The status of a city is reserved for places that have Letters Patent entitling them to the name, historically associated with the possession of a cathedral. Some large municipalities (such as Northampton and Bournemouth) are legally boroughs but not cities, whereas some cities are quite small — such as Ely or Lichfield.  Rochester (Kent) has been a city for centuries but, when in 1998 the Medway district was created, trustees were not appointed to retain the letters patent and Rochester lost its city status. It is often thought that towns with bishops’ seats rank automatically as cities: however, Blackburn remains a town despite being the seat of the diocese of Blackburn (which covers the City of Preston which has no diocese or cathedral). In reality, the pre-qualification of having a cathedral of the established Church of England ceased to apply from 1888.  Administratively,  except for the City of London, a city functions as a unitary authority (e.g. Peterborough) or district (e.g. Carlisle), sometimes with Metropolitan Borough (e.g. Wakefield) or London Borough status (Westminster); eight function as parishes. One of these is Salisbury (the district of the same name was merged into the Wiltshire unitary authority). Bristol is also a county (since the Metropolitan County of Avon was broken up). Bath is unparished: charter trustees preserve city status.

The City of London is different. It has a unique political status, a legacy of its uninterrupted integrity as a corporate city since the Anglo-Saxon period and its singular relationship with the Crown. Historically its system of government was not unusual, but it was not reformed by the Municipal Reform Act 1835 and little changed by later reforms. It is administered by the City of London Corporation, headed by the Lord Mayor of London (not the same as the more recent Mayor of London), which is responsible for a number of functions and has interests in land beyond the City’s boundaries. Unlike other English local authorities, the Corporation has two council bodies: the (now largely ceremonial) Court of Aldermen and the Court of Common Council. The Court of Aldermen represents the wards, with each ward (irrespective of size) returning one Alderman. The chief executive of the Corporation holds the ancient office of Town Clerk of London. The City is also a ceremonial county which has a Commission of Lieutenancy headed by the Lord Mayor instead of a Lord-Lieutenant and has two Sheriffs instead of a High Sheriff, quasi-judicial offices appointed by the Livery Companies, an ancient political system based on the representation and protection of trades (Guilds). Senior members of the Livery Companies are known as Liverymen and form the Common Hall, which chooses the Lord Mayor, the Sheriffs and certain other officers.

A village in England is a compact settlement of houses, smaller in size than a town, and generally based on agriculture or, in some areas, mining, quarrying or sea fishing. The main historical distinction between a town and a village was that the former would have a regular (agricultural) market, although today such markets are less common even in towns. The main historical distinction between a hamlet and a village was that the latter had a church, and so usually was the centre of worship for an ecclesiastical parish. However, some civil parishes may contain more than one village. The typical village had a pub or inn, shops, and a blacksmith. But many of these facilities are now gone, and many villages are dormitories for commuters. The population of such settlements ranges from a few hundred people to around five thousand.

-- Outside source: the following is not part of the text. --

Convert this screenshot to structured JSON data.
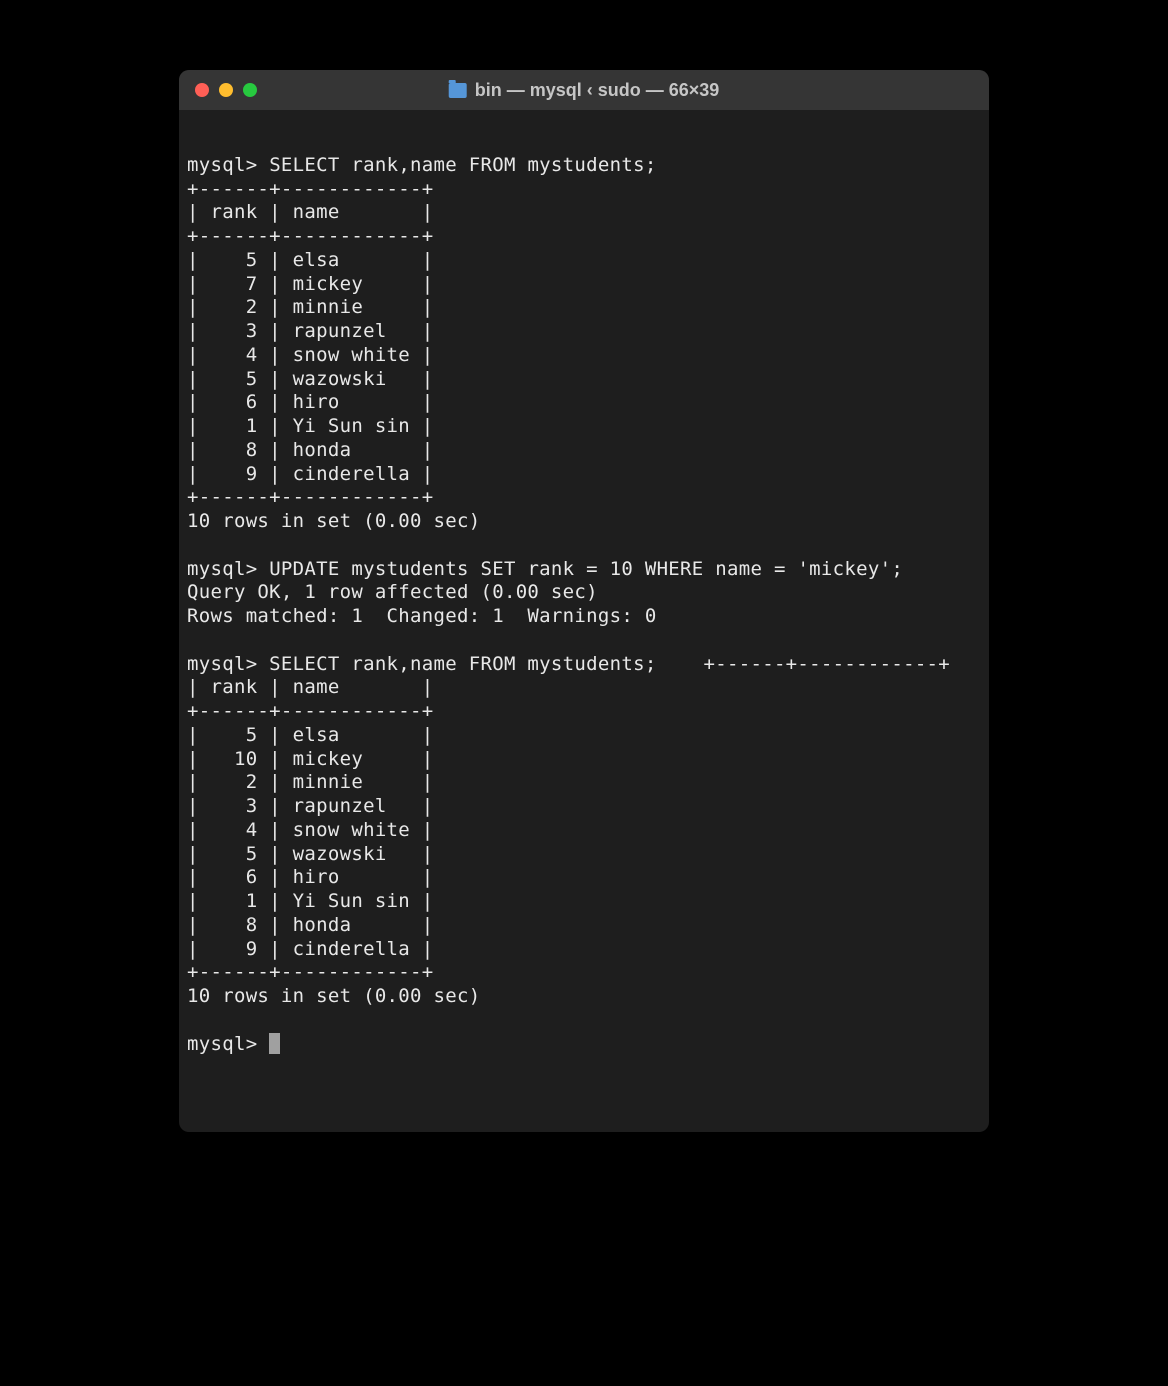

Note: this page is partly based on Wikipedia pages: town and Urban area Text is available under the Creative Commons Attribution-ShareAlike License; additional terms may apply. Where possible, text is being updated to original, fully referenced research. ‘Our photos’ means we took the photographs. The Street View and street map visuals are courtesy of Google.